At 4:40am on Friday, June 24, when David Dimbleby declared that the Leaves had carried the day in the EU referendum it certainly felt like we were as good as out. But one very eventful month later the form of our future relationship with the European Union feels a lot less certain.
From the moment David Cameron effectively resigned as PM and made it clear that he would not be the one to trigger Article 50 of the Lisbon Treaty, and by doing so start the UK's formal withdrawal from the EU, it became clear nobody else was in a hurry to push that button either.
Then, with polls already suggesting that 1.2 million of the 17.4 million who voted to leave the EU were suffering from a political version of buyers' remorse - a calculation which if accurate would turn the result on its head - Tony Blair popped up to suggest that we should keep all options open because 'the will of the people is entitled to change'. And whatever you think of the controversial former New Labour PM, when it comes to understanding and gauging the mood of British public opinion, we ignore his counsel at our peril!

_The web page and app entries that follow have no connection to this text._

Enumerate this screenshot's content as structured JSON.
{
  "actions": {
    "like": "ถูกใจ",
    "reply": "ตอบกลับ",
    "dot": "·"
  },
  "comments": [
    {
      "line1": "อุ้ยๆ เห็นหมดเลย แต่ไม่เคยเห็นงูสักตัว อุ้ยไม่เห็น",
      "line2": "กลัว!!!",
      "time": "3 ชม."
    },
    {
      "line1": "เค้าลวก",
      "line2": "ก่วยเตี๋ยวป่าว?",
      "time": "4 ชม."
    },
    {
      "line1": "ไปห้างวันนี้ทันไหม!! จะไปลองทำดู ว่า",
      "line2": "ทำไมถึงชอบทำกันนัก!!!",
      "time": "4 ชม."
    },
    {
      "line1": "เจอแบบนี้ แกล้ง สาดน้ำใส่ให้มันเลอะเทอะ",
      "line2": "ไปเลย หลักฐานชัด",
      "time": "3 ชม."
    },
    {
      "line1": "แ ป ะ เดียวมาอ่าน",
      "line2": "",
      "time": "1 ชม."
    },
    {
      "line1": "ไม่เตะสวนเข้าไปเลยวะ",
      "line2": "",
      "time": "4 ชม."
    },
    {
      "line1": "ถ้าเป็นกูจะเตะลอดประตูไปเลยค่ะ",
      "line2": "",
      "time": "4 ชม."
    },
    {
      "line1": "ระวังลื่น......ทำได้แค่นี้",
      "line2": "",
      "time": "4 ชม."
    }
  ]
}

It's just plain common sense if you ask me - you wouldn't dive head first into an empty swimming pool, just because someone told you it was full of invisible water, would you? As a child I was always told to 'look before you leap', and in business and life I've learned to trust my instincts. And now as people are coming to see that they were lied to by the Brexiteers, and that all the eminent economic experts warnings of the dangers of leaving the EU weren't part of an elaborate establishment conspiracy, the will of the people may well change.
I suspect there is a fair way to go in the court of public opinion before parliament will be bold enough to go against the mood that existed in the country on June 23, 2016, but going by the distance sentiment feels like it has already shifted in a month, I wouldn't discount Mr Blair's suggestion being realised by 2017.

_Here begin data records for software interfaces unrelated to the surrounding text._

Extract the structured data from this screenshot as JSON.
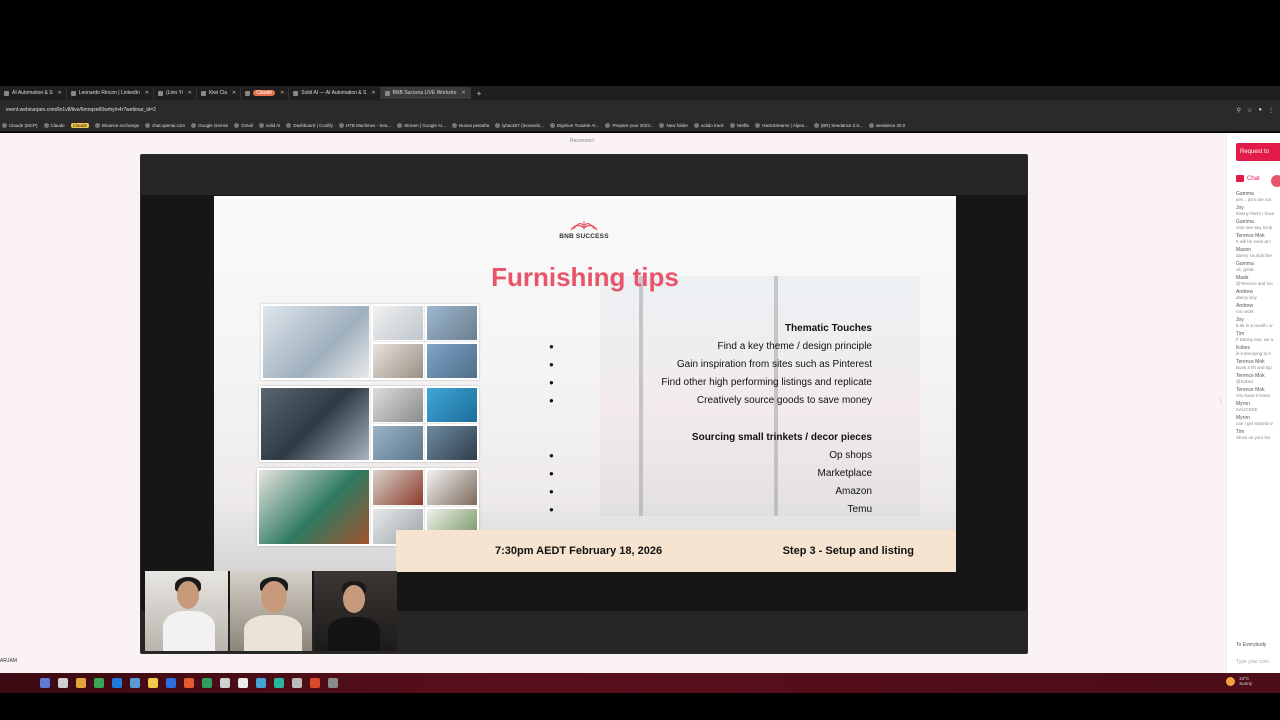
{
  "browser": {
    "tabs": [
      {
        "label": "AI Automation & S",
        "active": false
      },
      {
        "label": "Leonardo Rincon | LinkedIn",
        "active": false
      },
      {
        "label": "(Linn Yi",
        "active": false
      },
      {
        "label": "Kiwi Cla",
        "active": false
      },
      {
        "label": "Claude",
        "active": false,
        "pill": true
      },
      {
        "label": "Solid AI — AI Automation & S",
        "active": false
      },
      {
        "label": "BNB Success LIVE Worksho",
        "active": true
      }
    ],
    "url": "event.webinarjam.com/llo1v8/live/6mnqxe60wrhy/n4r?webinar_id=2",
    "bookmarks": [
      {
        "label": "Claude (MCP)",
        "pill": false
      },
      {
        "label": "Claude",
        "pill": false
      },
      {
        "label": "Claude",
        "pill": true
      },
      {
        "label": "Binance exchange",
        "pill": false
      },
      {
        "label": "chat.openai.com",
        "pill": false
      },
      {
        "label": "Google Gemini",
        "pill": false
      },
      {
        "label": "Gmail",
        "pill": false
      },
      {
        "label": "solid AI",
        "pill": false
      },
      {
        "label": "Dashboard | Coolify",
        "pill": false
      },
      {
        "label": "HTB Machines - Sea...",
        "pill": false
      },
      {
        "label": "Stream | Google AI...",
        "pill": false
      },
      {
        "label": "Nuova pestaña",
        "pill": false
      },
      {
        "label": "lyhack07 (leonardo...",
        "pill": false
      },
      {
        "label": "Digimon Tusukte Ar...",
        "pill": false
      },
      {
        "label": "Prepare your 2023...",
        "pill": false
      },
      {
        "label": "New folder",
        "pill": false
      },
      {
        "label": "solido track",
        "pill": false
      },
      {
        "label": "Netflix",
        "pill": false
      },
      {
        "label": "HackStreams | Alpes...",
        "pill": false
      },
      {
        "label": "(BR) Seedance 2.0...",
        "pill": false
      },
      {
        "label": "seedance 20.0",
        "pill": false
      }
    ]
  },
  "page": {
    "reconnect": "Reconnect",
    "side_text": "ARJAM"
  },
  "slide": {
    "logo_text": "BNB SUCCESS",
    "title": "Furnishing tips",
    "section1": {
      "heading": "Thematic Touches",
      "items": [
        "Find a key theme / design principle",
        "Gain inspiration from sites such as Pinterest",
        "Find other high performing listings and replicate",
        "Creatively source goods to save money"
      ]
    },
    "section2": {
      "heading": "Sourcing small trinkets / decor pieces",
      "items": [
        "Op shops",
        "Marketplace",
        "Amazon",
        "Temu"
      ]
    },
    "footer_left": "7:30pm AEDT February 18, 2026",
    "footer_right": "Step 3 - Setup and listing"
  },
  "chat": {
    "request_button": "Request to",
    "tab_label": "Chat",
    "messages": [
      {
        "name": "Gamma",
        "text": "yes .. pics are not"
      },
      {
        "name": "Joy",
        "text": "Danny that's I have"
      },
      {
        "name": "Gamma",
        "text": "cant see any scrip"
      },
      {
        "name": "Terence Mok",
        "text": "It will be even at t"
      },
      {
        "name": "Mason",
        "text": "danny sounds like"
      },
      {
        "name": "Gamma",
        "text": "ok, great."
      },
      {
        "name": "Made",
        "text": "@Terence and Ivo"
      },
      {
        "name": "Andrew",
        "text": "danny boy"
      },
      {
        "name": "Andrew",
        "text": "mic work"
      },
      {
        "name": "Joy",
        "text": "6.5k in a month, w"
      },
      {
        "name": "Tim",
        "text": "If Danny can, we a"
      },
      {
        "name": "Kobez",
        "text": "is it annoying to h"
      },
      {
        "name": "Terence Mok",
        "text": "Book a lift and typ"
      },
      {
        "name": "Terence Mok",
        "text": "@Kobez"
      },
      {
        "name": "Terence Mok",
        "text": "You have it lease"
      },
      {
        "name": "Myron",
        "text": "SAUCEEE"
      },
      {
        "name": "Myron",
        "text": "can I get started w"
      },
      {
        "name": "Tim",
        "text": "Show us your list"
      }
    ],
    "to_everybody": "To Everybody",
    "type_placeholder": "Type your com"
  },
  "taskbar": {
    "weather_temp": "24°C",
    "weather_place": "Sunny"
  },
  "colors": {
    "accent": "#e21b4a",
    "title_pink": "#e8546a",
    "footer_bg": "#f6e4d1"
  }
}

There is a constitutional legal challenge in progress that is seeking to question the government's stated view that Theresa May possesses the power to trigger Article 50 without reference to the UK parliament. This action is being taken by my lawyers, Mishcon de Reya, on behalf of a group who believe that such a momentous change should be made by act of parliament, and not on the say so of the Prime Minister.
This case will not be over quickly, and already Theresa May has publicly said that she will not attempt to trigger Article 50 this year, and I strongly suspect she won't make any move in that direction until the legalistas have completely clarified the matter. Personally I think, privately, for reasons mostly connected to career preservation, no member of the new government is over keen to pull the lever on the EU escape hatch, and the longer they can reasonable blame 'legal reasons' for not doing so, the happier they are.

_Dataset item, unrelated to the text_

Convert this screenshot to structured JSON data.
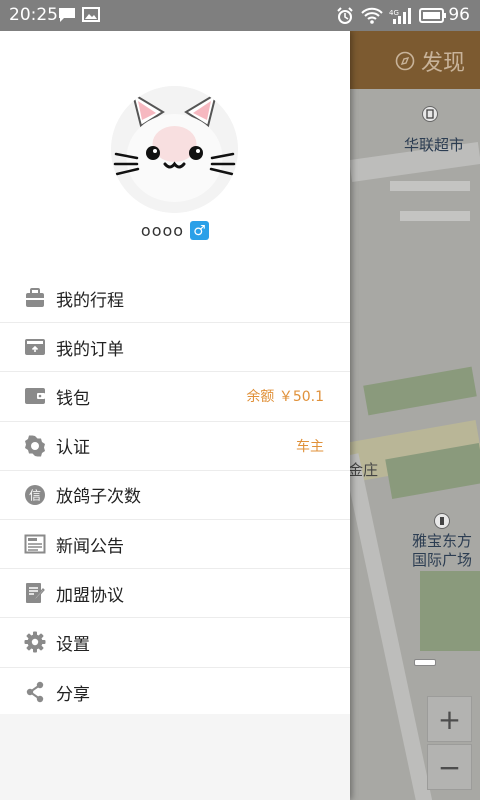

The truth is that with the passing of every day the argument to remain gets stronger, which is why I still have a 30 meter 'Britain Stronger In' sign on the roof of my headquarters, just outside London's Waterloo Station. People are realising that in a post Brexit world there is no £350 million a week for the NHS; that there are real economic costs and consequences to leaving the EU, and that those who urged people to 'take back control' had absolutely zero plans on how this could be done if they won!
In the early days of the campaign Boris Johnson suggested that should the UK vote to leave in the non-binding referendum the result could be used as stick to beat a better deal out of the Europeans. Then we could have a second referendum, which might well see Britain remain inside the EU club after all. Boris' suggestion, not mine!
It seems to me this might well be where we're headed, and whether the above scenario is right or wrong, the future of the UK as a member of the EU ain't over until the fat lady sings!!Suggest a correction